A leading diabetes consultant, Dr Patrick English, has said if nothing is done to tackle the rising diabetes problem in Plymouth, the city is looking at a time bomb.
The latest figures have revealed that there are more than 12,000 people in the city diagnosed with it and the figure is increasing by an average of 1,000 people a year. Around 90% of those diagnosed have Type 2 diabetes, which can be caused by being overweight.
Around 10% of people diagnosed have Type 1 diabetes, an auto-immune condition which cannot be prevented.
Cornwall and the Isles of Scilly are one of worst areas in England for NHS checks for diabetes. That's according to a new report by Diabetes UK out today.
Only 25 people were offered a check last year during a period in 2011/2012. They're supposed to be offered to everyone aged 40 to 74 to check for risks of diabetes, heart disease and stroke and kidney failure. Not a single person was checked between April and June 2012.

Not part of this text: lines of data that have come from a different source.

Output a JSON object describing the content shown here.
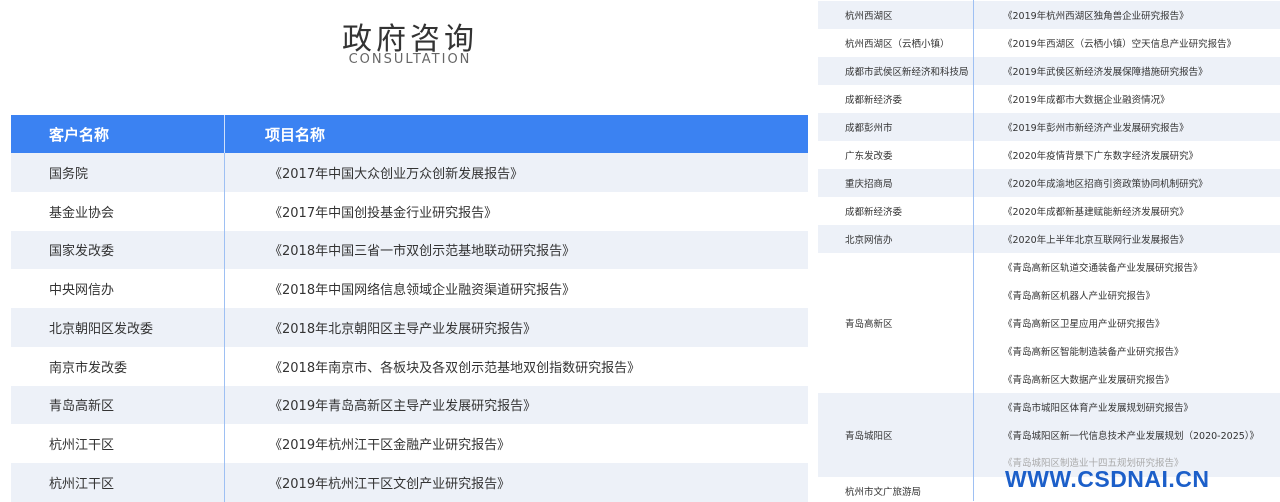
{
  "header": {
    "title": "政府咨询",
    "subtitle": "CONSULTATION"
  },
  "left_table": {
    "columns": [
      "客户名称",
      "项目名称"
    ],
    "rows": [
      [
        "国务院",
        "《2017年中国大众创业万众创新发展报告》"
      ],
      [
        "基金业协会",
        "《2017年中国创投基金行业研究报告》"
      ],
      [
        "国家发改委",
        "《2018年中国三省一市双创示范基地联动研究报告》"
      ],
      [
        "中央网信办",
        "《2018年中国网络信息领域企业融资渠道研究报告》"
      ],
      [
        "北京朝阳区发改委",
        "《2018年北京朝阳区主导产业发展研究报告》"
      ],
      [
        "南京市发改委",
        "《2018年南京市、各板块及各双创示范基地双创指数研究报告》"
      ],
      [
        "青岛高新区",
        "《2019年青岛高新区主导产业发展研究报告》"
      ],
      [
        "杭州江干区",
        "《2019年杭州江干区金融产业研究报告》"
      ],
      [
        "杭州江干区",
        "《2019年杭州江干区文创产业研究报告》"
      ]
    ]
  },
  "right_table": {
    "rows": [
      [
        "杭州西湖区",
        "《2019年杭州西湖区独角兽企业研究报告》"
      ],
      [
        "杭州西湖区（云栖小镇）",
        "《2019年西湖区（云栖小镇）空天信息产业研究报告》"
      ],
      [
        "成都市武侯区新经济和科技局",
        "《2019年武侯区新经济发展保障措施研究报告》"
      ],
      [
        "成都新经济委",
        "《2019年成都市大数据企业融资情况》"
      ],
      [
        "成都彭州市",
        "《2019年彭州市新经济产业发展研究报告》"
      ],
      [
        "广东发改委",
        "《2020年疫情背景下广东数字经济发展研究》"
      ],
      [
        "重庆招商局",
        "《2020年成渝地区招商引资政策协同机制研究》"
      ],
      [
        "成都新经济委",
        "《2020年成都新基建赋能新经济发展研究》"
      ],
      [
        "北京网信办",
        "《2020年上半年北京互联网行业发展报告》"
      ]
    ],
    "group_qingdao_gaoxin": {
      "client": "青岛高新区",
      "projects": [
        "《青岛高新区轨道交通装备产业发展研究报告》",
        "《青岛高新区机器人产业研究报告》",
        "《青岛高新区卫星应用产业研究报告》",
        "《青岛高新区智能制造装备产业研究报告》",
        "《青岛高新区大数据产业发展研究报告》"
      ]
    },
    "group_qingdao_chengyang": {
      "client": "青岛城阳区",
      "projects": [
        "《青岛市城阳区体育产业发展规划研究报告》",
        "《青岛城阳区新一代信息技术产业发展规划（2020-2025）》",
        "《青岛城阳区制造业十四五规划研究报告》"
      ]
    },
    "last_row": {
      "client": "杭州市文广旅游局"
    }
  },
  "watermark": "WWW.CSDNAI.CN"
}
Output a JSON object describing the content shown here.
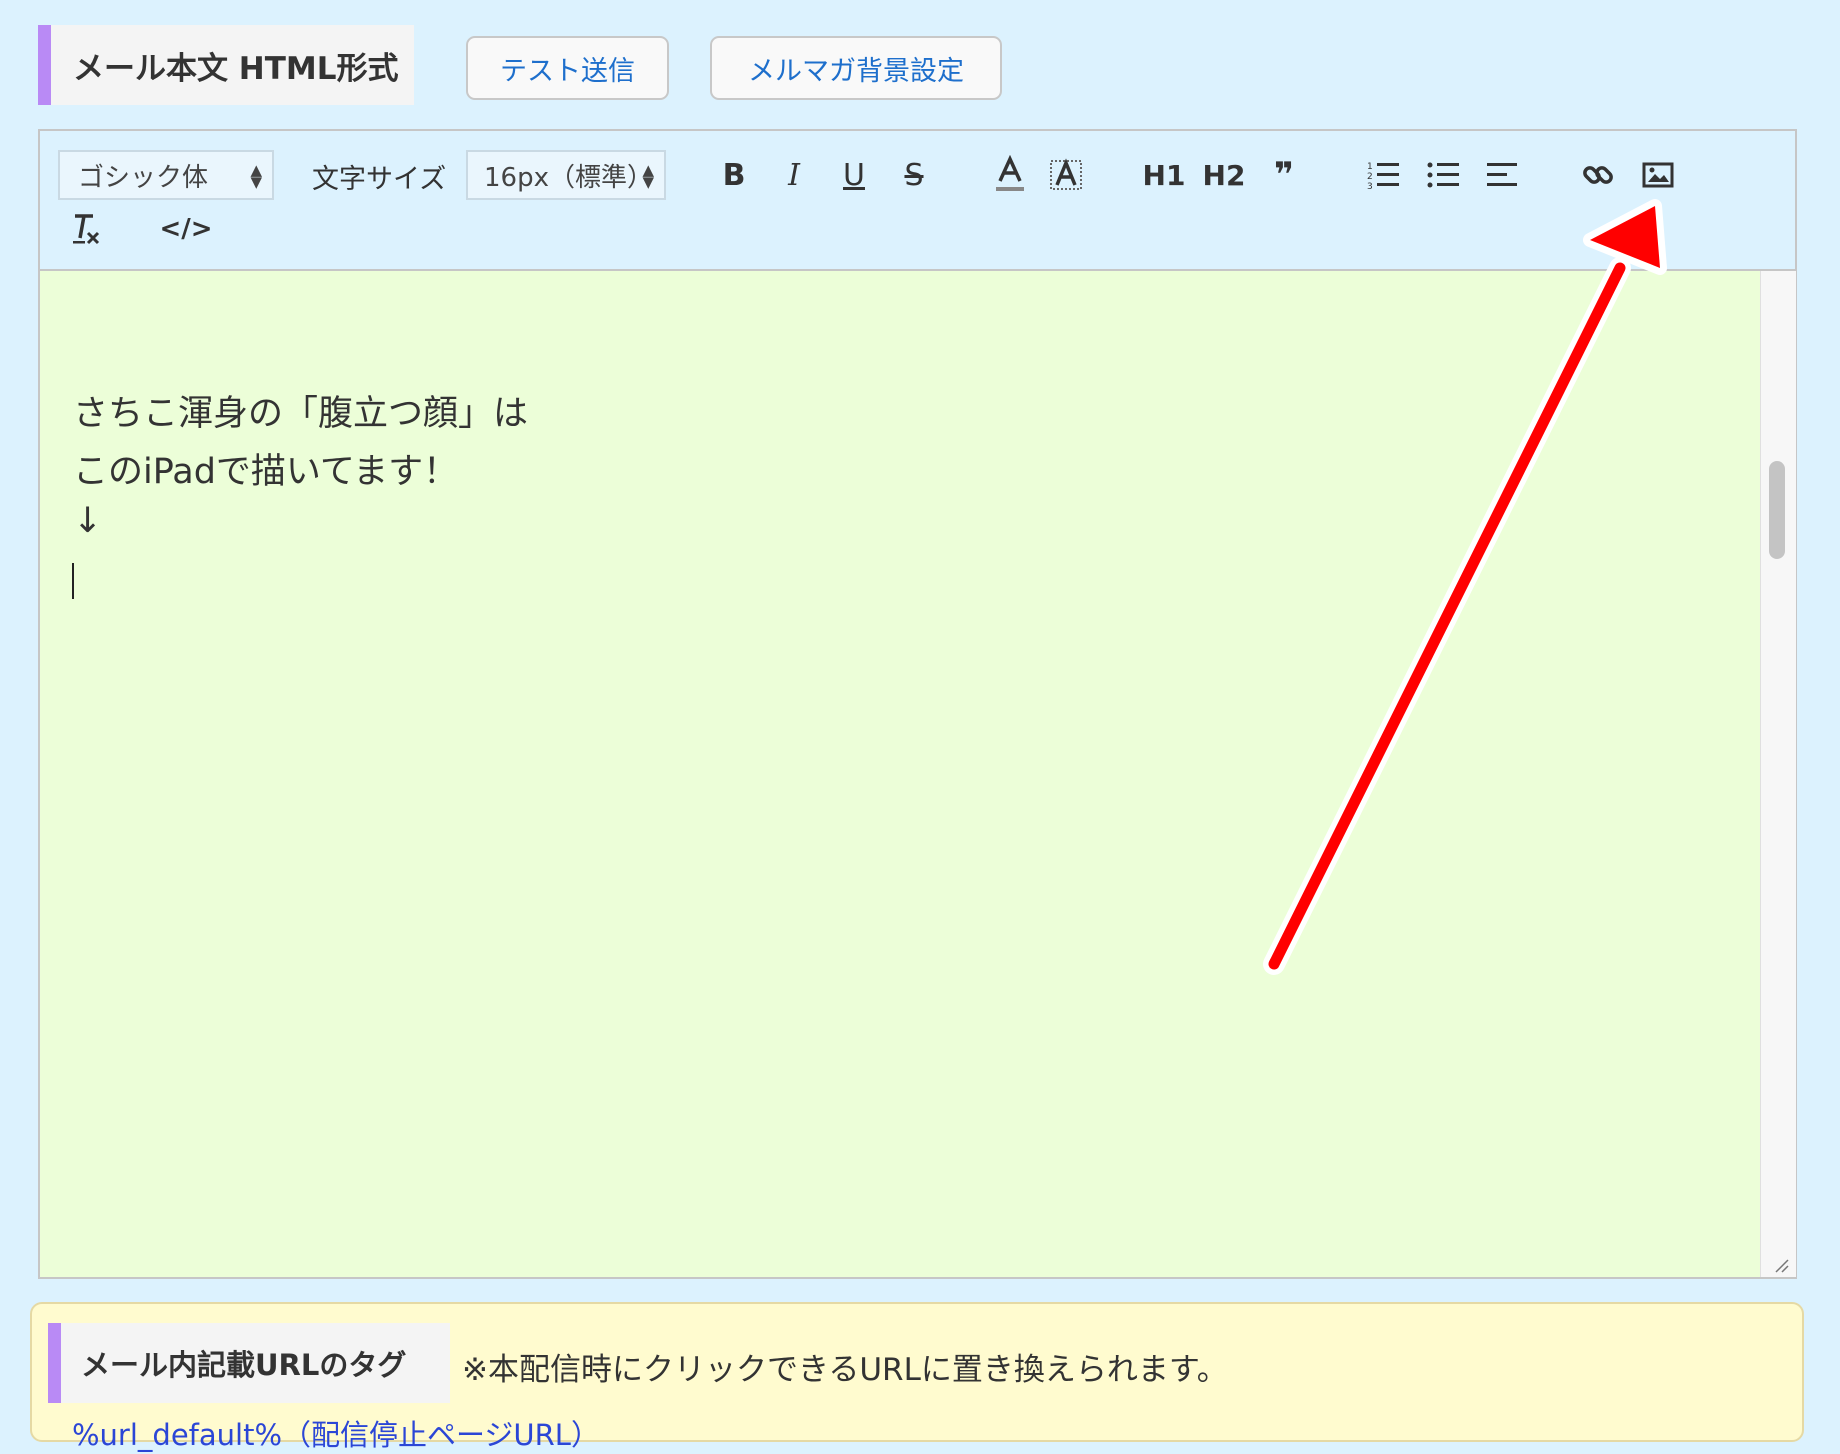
{
  "header": {
    "title": "メール本文 HTML形式",
    "test_send_label": "テスト送信",
    "background_settings_label": "メルマガ背景設定"
  },
  "toolbar": {
    "font_family_value": "ゴシック体",
    "font_size_label": "文字サイズ",
    "font_size_value": "16px（標準）",
    "bold": "B",
    "italic": "I",
    "underline": "U",
    "strike": "S",
    "h1": "H1",
    "h2": "H2",
    "quote": "❞",
    "code": "</>"
  },
  "editor": {
    "lines": [
      "さちこ渾身の「腹立つ顔」は",
      "このiPadで描いてます！",
      "↓"
    ]
  },
  "tag_section": {
    "title": "メール内記載URLのタグ",
    "note": "※本配信時にクリックできるURLに置き換えられます。",
    "link_text": "%url_default%（配信停止ページURL）"
  },
  "colors": {
    "page_background": "#dcf2fe",
    "editor_background": "#ecfed8",
    "accent_bar": "#b98af5",
    "annotation_arrow": "#ff0000",
    "tag_panel_background": "#fffbcf"
  }
}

Diabetes UK has warned that the poor local implementation of the check means people in Cornwall and Isles of Scilly who are at high risk of Type 2 diabetes are missing the chance to get the information and support they need to help prevent the condition.
The Health Secretary will be in Torquay today to visit a specialist diabetes centre. Andrew Lansley will find out about its innovative services for diabetes patients at The Chilcote Practice in helping them manage their condition.